Radical new developments in marine research have allowed giant burger chain McDonalds to open up its latest branch in the middle of the Atlantic Ocean.
Scientists at their top secret research labs in Mexico have perfected a technique of successfully waterproofing Big Macs, allowing the popular burgers to be eaten at depths of up to ten fathoms without any loss of flavour.
Experiments were first carried out in the late seventies, but were abandoned when researchers were unable to prevent mayonnaise bleeding into the surrounding seawater. However, recent advances in bun technology have now made it possible to precisely machine the burgers so that the two halves form a watertight seal.
This has also solved the problem of gherkins escaping and floating to the surface - admittedly no great loss in terms of burger flavour, but of great concern to environmentalists worried about possible gherkin slicks.
The occasional diver
So far, business has been slow for McDonald's mid-Atlantic branch, but manager Christian Pyle isn't too worried.

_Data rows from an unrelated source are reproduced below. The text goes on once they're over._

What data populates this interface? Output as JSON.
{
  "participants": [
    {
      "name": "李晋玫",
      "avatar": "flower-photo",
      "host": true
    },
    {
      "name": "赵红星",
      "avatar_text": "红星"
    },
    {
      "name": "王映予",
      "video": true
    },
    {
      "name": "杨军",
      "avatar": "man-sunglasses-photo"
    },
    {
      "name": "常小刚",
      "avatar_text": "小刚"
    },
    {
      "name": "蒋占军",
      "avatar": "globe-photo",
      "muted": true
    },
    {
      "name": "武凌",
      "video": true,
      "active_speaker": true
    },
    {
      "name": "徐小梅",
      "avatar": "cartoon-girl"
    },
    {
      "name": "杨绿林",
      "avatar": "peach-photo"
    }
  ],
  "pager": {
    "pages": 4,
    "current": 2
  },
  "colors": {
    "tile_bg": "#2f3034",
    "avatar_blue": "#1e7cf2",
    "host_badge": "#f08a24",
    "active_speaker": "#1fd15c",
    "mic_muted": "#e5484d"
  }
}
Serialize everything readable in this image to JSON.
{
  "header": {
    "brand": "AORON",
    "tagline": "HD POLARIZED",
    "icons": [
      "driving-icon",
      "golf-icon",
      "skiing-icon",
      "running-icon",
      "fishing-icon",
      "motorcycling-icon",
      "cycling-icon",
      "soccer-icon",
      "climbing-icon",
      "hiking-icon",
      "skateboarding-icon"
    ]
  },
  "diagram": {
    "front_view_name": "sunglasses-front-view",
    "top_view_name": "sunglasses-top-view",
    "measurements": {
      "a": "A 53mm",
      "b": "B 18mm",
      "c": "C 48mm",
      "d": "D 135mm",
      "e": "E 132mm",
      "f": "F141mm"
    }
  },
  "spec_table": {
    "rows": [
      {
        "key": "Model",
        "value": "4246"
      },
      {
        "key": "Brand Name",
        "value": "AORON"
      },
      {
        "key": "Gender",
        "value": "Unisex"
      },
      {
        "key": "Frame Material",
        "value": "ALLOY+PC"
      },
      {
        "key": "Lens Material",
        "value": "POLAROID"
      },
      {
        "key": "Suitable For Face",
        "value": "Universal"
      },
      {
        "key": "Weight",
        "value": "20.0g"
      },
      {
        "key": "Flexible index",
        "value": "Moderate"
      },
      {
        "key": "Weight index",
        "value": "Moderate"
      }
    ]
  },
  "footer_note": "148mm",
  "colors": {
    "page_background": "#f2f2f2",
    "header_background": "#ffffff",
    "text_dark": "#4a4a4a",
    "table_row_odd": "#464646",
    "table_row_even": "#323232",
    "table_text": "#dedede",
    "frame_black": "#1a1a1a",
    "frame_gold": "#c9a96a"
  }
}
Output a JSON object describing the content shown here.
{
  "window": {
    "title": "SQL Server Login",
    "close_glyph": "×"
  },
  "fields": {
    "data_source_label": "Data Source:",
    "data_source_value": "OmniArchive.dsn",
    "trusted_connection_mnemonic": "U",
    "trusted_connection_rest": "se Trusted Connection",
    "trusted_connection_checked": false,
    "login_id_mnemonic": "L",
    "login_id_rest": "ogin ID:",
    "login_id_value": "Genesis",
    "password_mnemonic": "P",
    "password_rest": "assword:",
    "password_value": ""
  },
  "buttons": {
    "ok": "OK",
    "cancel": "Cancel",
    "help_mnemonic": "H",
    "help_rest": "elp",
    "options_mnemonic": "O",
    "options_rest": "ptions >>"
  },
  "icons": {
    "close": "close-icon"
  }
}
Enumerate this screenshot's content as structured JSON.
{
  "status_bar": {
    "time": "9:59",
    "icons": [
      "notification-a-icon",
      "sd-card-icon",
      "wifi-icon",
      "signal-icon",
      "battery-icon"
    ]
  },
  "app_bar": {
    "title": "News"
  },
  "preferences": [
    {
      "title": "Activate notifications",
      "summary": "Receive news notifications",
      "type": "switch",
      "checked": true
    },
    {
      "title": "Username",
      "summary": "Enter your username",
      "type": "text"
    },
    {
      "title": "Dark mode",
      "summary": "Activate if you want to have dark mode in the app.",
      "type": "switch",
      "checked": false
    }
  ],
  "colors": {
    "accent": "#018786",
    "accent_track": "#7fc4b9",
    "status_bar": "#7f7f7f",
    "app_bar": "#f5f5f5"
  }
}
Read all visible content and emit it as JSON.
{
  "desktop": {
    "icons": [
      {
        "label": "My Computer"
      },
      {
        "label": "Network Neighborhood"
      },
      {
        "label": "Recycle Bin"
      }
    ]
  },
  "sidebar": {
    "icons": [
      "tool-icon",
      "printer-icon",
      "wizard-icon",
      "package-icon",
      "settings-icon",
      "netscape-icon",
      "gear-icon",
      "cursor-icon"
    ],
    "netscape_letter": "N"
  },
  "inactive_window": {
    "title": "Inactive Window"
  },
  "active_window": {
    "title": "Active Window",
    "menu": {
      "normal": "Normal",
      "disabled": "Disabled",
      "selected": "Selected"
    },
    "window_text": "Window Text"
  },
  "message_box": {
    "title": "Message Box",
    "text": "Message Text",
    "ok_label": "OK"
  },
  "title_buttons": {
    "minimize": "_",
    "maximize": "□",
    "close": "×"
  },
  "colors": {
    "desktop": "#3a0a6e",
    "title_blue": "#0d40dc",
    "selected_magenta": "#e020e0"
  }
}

"The problem is there isn't much passing trade - just cruise ships, fishing boats and the occasional diver wanting directions to the Titanic. But it's early days yet - I'm sure things will pick up once word gets around," he mumbled incoherently through a snorkel.